This blanket was inspired by the much-photographed tiled wall of Sugarhouse Studios in London. I have never been, but had seen a few photos online and loved the diamond shaped tiles in their muted pastels, with the swathes of colour that seem to move across the diagonal grid.
Struggling as I always do to think of imaginative names for the projects I complete, I asked people on Instagram to suggest a name for this blanket, and the results were just amazing: Brilliant Butterscotch, Summer Sorbet, Ice Cream Dream, Summer Daze, Summer's End, Patchwork Summer, Summer Dream, Sweet Summer Haze, Sundae, Tutti Frutti, Wine Gums, Raspberry Ripple, Forget-me-not, Indian Summer, Gelatto Potpourri, Summer Sundae, Fading Flowers, Summer Meadow, Wildflower, Fading Glory, Last Blooms of Summer, Pumpkins and Pear Drops, Essence of Summer, Ice Cream and Faded Flowers, and the wonderful Two Scoops in Paris, which sounded like a great name for a novel.
I love how all these names picked up on the themes of ice cream, confectionery and summer blooms, but also the transition from late summer into early autumn. That time of year when there is colour everywhere, but it's softening and fading as cooler weather takes hold. That's what I wanted from this blanket: all the joy and memories of a good summer - the wildflowers, ice creams, days at the beach, blue skies, sunsets - keeping me warm both literally and figuratively. In the end I went for "Sugarhouse Blanket", which was what I referred to it in my head the whole time I was making it.
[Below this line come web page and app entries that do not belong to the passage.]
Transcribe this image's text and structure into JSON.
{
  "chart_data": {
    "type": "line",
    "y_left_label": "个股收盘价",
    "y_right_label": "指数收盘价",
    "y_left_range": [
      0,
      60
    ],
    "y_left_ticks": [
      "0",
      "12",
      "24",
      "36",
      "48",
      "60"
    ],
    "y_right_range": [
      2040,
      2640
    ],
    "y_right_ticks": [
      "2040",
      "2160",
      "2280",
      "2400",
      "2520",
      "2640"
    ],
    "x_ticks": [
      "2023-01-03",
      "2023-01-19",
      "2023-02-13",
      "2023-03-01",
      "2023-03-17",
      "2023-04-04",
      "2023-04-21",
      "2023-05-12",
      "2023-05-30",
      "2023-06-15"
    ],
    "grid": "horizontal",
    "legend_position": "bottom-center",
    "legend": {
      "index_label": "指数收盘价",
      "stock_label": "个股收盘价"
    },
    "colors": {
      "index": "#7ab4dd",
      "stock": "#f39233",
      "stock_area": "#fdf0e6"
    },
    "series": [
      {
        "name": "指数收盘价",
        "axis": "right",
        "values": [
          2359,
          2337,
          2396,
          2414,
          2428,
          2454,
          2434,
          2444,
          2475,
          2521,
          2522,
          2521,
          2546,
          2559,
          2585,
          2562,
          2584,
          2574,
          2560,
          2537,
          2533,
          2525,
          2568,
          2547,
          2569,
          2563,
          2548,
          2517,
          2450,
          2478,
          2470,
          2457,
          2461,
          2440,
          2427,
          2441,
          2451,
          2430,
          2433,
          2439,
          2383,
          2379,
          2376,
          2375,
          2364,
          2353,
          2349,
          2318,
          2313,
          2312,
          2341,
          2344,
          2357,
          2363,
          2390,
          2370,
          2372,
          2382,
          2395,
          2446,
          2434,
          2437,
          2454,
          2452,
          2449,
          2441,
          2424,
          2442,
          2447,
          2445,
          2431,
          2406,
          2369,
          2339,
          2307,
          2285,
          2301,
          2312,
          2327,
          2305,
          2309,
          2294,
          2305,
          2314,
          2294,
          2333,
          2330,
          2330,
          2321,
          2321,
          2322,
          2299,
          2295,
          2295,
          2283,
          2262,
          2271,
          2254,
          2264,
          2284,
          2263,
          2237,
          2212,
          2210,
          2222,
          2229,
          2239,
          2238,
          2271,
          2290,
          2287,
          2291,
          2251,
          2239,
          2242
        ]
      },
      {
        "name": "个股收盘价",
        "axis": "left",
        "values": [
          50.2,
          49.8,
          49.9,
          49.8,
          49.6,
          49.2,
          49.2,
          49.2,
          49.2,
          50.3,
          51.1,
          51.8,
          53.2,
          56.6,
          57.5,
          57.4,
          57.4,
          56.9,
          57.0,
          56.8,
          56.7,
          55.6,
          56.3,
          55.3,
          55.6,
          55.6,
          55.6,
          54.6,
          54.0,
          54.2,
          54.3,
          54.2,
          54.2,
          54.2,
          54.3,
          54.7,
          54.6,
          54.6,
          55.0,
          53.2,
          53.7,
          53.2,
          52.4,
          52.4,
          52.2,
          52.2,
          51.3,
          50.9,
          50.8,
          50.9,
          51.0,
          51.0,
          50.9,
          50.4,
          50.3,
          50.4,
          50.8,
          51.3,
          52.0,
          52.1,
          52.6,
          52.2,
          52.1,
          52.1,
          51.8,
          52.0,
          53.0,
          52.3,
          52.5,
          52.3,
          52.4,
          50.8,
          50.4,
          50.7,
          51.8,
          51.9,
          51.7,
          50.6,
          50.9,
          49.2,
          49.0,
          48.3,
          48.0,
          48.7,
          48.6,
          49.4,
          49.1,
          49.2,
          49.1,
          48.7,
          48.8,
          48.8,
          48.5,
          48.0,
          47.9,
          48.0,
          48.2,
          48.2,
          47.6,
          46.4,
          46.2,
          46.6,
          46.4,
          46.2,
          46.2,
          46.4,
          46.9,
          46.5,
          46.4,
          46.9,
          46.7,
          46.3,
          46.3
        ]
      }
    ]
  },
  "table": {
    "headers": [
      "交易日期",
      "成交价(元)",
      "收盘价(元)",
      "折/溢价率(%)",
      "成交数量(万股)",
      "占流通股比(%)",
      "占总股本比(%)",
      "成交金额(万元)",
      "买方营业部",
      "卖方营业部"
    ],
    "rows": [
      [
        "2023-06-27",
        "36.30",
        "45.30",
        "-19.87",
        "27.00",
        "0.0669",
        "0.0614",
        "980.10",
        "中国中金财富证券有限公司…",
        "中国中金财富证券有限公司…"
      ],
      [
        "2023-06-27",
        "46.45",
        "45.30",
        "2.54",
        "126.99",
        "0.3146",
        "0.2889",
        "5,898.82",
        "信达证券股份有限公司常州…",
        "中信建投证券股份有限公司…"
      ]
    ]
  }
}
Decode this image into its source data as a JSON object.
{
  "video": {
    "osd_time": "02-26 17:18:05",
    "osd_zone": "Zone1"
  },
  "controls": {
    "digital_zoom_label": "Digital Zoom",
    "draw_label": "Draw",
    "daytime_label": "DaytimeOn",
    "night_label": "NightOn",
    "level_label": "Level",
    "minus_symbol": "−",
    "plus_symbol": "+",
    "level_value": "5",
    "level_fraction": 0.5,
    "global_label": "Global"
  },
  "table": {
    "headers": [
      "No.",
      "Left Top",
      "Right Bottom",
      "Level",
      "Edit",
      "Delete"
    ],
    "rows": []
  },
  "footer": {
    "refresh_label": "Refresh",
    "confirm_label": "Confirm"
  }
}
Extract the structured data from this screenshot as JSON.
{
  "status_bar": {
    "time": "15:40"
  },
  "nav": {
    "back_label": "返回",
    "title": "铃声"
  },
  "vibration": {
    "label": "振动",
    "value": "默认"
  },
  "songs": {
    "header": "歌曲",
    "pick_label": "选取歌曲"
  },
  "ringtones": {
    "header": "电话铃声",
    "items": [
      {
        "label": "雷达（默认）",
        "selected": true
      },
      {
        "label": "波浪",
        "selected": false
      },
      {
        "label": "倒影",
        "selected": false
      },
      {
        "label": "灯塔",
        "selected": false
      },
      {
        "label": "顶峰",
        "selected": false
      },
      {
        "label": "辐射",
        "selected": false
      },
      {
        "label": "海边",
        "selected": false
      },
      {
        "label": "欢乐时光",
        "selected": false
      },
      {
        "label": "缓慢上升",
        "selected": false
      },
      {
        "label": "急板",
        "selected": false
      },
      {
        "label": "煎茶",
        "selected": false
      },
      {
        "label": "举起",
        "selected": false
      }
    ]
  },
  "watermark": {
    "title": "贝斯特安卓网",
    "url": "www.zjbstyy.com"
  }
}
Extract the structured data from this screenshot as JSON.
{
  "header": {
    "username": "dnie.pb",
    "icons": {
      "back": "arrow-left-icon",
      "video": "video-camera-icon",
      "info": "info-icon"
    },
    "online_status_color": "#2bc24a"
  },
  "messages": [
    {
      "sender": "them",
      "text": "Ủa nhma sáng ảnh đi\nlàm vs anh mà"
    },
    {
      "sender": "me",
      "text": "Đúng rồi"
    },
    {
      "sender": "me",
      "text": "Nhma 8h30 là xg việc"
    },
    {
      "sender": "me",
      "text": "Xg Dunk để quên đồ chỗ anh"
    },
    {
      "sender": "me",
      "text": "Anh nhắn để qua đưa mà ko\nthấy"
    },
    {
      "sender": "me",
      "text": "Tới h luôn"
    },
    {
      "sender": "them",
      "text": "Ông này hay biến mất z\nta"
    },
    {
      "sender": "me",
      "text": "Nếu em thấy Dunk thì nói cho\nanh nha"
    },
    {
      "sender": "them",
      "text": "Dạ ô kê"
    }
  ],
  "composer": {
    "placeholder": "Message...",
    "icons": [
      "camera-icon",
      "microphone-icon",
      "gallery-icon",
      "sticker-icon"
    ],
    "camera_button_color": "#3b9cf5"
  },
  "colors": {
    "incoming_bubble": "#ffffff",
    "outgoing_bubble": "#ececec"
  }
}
I used a standard Granny Square pattern throughout, but opted to set the whole blanket on the diagonal, just like the tiled studio wall. I filled in the sides with half Granny Squares, so that I had straight edges for the border.
I used the join-as-you-go method which I think worked well here. It definitely stopped the blanket looking overly balanced or perfect, as you can't lay out all your squares at the end and move them around, and helped the random feel I was aiming for. Also, along with the single-colour squares, it meant I had significantly fewer ends to darn in, always a good thing!
The border is very simple, just three rows of double crochet (UK terms) in white, nice and crisp. I'm not a fan of a fussy blanket border, it's just not for me. In fact I think this barely qualifies as a border, it's so thin - perhaps it's more of an "edge".
I used a 5 mm hook and Drops Paris cotton yarn in the following colours:
17 Off White
26 Dark Beige
57 Light Light Pink
20 Light Pink
28 Powder Pink
60 Dark Old Pink
21 Light Mint Green
25 Moss Green
29 Light Ice Blue
101 Light Blue
23 Light Grey
I haven't measured it, but it's big enough to drape a little over the sides of a king sized bed.
I'm not sure how many more weeks I'll want a cotton throw on our bed. I may swap it for a thicker woollen blanket soon, or I'll add the winter duvet - it depends how much longer it stays mild for. Already we've had the odd evening where we've switched the heating on for a couple of hours, although we've yet to light a fire. But I know that I'll be overjoyed to unpack this beauty next spring and enjoy using it in the warmer months.